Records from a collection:
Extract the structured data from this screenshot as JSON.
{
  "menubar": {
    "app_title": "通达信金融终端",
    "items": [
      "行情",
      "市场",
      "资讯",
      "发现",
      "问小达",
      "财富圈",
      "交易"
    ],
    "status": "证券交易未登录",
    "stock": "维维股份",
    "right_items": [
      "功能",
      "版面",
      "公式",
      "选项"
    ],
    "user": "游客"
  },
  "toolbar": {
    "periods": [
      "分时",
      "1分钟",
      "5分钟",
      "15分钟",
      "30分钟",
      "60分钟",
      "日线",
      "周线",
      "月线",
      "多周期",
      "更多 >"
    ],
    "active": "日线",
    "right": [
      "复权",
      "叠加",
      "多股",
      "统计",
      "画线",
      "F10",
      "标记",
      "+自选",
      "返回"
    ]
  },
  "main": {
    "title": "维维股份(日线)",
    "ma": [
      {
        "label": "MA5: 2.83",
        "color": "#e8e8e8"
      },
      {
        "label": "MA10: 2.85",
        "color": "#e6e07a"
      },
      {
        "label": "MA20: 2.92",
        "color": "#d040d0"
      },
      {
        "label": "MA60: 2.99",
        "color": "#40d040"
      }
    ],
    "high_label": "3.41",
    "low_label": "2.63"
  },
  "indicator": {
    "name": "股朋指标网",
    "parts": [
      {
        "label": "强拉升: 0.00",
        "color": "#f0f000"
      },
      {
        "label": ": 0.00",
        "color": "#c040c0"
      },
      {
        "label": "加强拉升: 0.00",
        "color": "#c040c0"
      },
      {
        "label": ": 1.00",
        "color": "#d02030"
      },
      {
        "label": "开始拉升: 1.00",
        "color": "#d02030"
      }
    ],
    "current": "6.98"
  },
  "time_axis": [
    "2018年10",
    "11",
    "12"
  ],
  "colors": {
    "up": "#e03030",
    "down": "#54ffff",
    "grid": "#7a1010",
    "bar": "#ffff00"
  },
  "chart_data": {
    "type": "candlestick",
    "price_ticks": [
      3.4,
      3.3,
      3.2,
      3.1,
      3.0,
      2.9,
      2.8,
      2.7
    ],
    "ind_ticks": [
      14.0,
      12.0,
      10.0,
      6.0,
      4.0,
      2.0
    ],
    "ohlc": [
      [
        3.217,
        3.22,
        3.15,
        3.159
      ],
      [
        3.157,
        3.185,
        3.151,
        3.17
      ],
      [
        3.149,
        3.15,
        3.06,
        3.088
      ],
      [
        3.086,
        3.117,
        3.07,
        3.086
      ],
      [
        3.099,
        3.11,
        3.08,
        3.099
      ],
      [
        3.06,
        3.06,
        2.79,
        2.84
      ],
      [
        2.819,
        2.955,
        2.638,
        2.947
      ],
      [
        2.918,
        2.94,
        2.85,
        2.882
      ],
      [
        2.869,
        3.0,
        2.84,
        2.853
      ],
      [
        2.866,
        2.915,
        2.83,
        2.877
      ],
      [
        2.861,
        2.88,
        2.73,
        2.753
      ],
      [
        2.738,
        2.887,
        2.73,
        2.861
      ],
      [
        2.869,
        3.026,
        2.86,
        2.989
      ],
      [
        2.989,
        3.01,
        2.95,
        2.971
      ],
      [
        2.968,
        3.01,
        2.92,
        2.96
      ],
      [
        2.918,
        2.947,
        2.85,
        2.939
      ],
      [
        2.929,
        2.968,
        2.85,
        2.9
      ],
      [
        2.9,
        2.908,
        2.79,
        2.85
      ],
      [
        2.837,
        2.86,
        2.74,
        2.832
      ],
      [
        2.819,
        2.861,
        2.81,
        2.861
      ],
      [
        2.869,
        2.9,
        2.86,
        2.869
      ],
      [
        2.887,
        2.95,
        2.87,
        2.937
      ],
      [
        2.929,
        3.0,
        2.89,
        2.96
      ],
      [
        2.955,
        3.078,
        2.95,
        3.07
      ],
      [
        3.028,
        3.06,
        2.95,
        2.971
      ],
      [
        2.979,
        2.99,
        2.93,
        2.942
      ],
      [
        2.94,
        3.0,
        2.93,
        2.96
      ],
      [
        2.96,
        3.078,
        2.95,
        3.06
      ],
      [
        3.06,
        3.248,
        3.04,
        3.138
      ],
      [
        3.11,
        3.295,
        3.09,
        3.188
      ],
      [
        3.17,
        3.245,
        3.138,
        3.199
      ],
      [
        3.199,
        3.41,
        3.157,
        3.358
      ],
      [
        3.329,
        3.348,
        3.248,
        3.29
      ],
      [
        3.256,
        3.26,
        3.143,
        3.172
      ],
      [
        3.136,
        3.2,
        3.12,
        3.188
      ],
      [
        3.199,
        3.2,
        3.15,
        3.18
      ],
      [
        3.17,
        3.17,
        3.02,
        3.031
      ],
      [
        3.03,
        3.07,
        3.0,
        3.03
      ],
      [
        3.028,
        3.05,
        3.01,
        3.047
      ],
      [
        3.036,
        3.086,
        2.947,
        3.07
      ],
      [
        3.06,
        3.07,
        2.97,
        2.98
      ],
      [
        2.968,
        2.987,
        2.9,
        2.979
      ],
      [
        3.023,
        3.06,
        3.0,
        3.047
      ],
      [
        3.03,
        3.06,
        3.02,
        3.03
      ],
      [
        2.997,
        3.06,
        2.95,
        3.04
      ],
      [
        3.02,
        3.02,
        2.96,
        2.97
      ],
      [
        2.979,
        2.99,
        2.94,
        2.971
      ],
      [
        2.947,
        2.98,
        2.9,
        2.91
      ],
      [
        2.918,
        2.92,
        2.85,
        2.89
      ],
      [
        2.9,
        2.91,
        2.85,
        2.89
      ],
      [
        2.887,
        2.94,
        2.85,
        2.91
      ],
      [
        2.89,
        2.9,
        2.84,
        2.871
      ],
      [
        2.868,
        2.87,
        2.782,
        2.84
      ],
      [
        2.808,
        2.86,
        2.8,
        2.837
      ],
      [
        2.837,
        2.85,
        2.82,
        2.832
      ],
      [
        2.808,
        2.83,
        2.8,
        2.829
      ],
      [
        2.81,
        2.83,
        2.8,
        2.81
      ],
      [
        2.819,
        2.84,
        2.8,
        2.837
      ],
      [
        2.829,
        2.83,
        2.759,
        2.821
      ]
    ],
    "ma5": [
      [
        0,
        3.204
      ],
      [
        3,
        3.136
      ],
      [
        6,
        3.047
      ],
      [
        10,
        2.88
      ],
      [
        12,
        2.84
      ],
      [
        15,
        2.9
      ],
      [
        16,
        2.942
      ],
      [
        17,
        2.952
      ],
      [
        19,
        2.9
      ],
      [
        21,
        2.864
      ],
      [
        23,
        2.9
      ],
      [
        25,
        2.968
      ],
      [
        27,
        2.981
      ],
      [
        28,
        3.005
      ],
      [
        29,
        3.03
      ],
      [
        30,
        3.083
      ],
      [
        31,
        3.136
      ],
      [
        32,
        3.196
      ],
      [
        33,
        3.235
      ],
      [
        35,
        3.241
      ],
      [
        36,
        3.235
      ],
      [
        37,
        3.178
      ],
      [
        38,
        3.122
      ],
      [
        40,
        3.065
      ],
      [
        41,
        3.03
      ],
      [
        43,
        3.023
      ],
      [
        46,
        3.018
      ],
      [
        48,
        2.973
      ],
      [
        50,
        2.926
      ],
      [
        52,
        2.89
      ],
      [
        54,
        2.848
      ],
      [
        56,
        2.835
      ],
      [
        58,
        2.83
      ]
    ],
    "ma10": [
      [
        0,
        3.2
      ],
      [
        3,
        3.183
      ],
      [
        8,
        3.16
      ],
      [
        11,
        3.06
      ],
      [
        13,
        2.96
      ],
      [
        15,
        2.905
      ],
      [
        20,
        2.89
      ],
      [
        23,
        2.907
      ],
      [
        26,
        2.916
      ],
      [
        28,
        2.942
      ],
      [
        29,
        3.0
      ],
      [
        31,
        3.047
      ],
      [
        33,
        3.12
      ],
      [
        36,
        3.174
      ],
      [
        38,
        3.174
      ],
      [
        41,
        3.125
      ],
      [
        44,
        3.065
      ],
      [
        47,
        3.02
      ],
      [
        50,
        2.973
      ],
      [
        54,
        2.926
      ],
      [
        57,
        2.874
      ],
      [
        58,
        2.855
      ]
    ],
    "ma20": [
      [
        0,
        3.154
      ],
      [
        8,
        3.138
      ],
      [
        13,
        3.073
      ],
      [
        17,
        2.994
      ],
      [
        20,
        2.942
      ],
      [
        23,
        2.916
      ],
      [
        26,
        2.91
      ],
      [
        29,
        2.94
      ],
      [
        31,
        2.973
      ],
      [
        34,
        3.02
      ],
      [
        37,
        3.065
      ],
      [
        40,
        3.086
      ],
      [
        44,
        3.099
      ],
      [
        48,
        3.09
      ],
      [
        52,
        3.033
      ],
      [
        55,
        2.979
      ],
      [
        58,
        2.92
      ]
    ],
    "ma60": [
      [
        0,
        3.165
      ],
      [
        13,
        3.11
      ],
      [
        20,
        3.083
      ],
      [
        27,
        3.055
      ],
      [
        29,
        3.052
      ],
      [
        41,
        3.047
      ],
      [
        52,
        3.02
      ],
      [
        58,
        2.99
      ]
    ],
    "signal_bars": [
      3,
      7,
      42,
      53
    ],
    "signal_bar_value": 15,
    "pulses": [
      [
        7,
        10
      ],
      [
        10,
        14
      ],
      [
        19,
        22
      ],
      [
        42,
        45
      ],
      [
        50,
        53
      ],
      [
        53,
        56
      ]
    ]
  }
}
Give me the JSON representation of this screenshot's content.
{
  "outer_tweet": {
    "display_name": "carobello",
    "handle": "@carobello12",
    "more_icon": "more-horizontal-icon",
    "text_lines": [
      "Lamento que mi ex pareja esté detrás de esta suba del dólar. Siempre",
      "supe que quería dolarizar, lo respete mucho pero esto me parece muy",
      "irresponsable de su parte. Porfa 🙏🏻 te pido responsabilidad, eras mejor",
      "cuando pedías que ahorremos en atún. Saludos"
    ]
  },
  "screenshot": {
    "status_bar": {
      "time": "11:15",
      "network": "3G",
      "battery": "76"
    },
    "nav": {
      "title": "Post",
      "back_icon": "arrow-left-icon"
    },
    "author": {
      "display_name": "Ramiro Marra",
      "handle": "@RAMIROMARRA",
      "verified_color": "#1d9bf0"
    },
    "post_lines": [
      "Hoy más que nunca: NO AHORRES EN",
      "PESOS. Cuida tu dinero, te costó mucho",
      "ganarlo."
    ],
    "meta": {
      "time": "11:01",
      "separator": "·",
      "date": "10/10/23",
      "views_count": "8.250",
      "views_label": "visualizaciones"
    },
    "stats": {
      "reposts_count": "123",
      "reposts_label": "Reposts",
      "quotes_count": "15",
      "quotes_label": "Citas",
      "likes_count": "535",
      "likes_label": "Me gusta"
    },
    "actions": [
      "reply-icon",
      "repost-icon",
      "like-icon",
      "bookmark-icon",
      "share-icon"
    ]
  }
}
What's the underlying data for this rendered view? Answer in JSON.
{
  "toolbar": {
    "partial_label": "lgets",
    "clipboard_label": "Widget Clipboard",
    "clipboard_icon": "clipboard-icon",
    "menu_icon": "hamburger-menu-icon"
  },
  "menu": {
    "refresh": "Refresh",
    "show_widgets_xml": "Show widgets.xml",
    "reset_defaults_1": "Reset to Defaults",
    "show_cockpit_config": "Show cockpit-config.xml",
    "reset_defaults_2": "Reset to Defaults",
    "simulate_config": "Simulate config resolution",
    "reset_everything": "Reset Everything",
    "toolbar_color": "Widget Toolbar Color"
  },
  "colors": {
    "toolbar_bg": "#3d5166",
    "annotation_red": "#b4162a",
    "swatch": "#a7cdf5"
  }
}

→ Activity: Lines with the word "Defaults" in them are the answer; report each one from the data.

→ Solution for this exercise:
    "reset_defaults_1": "Reset to Defaults",
    "reset_defaults_2": "Reset to Defaults",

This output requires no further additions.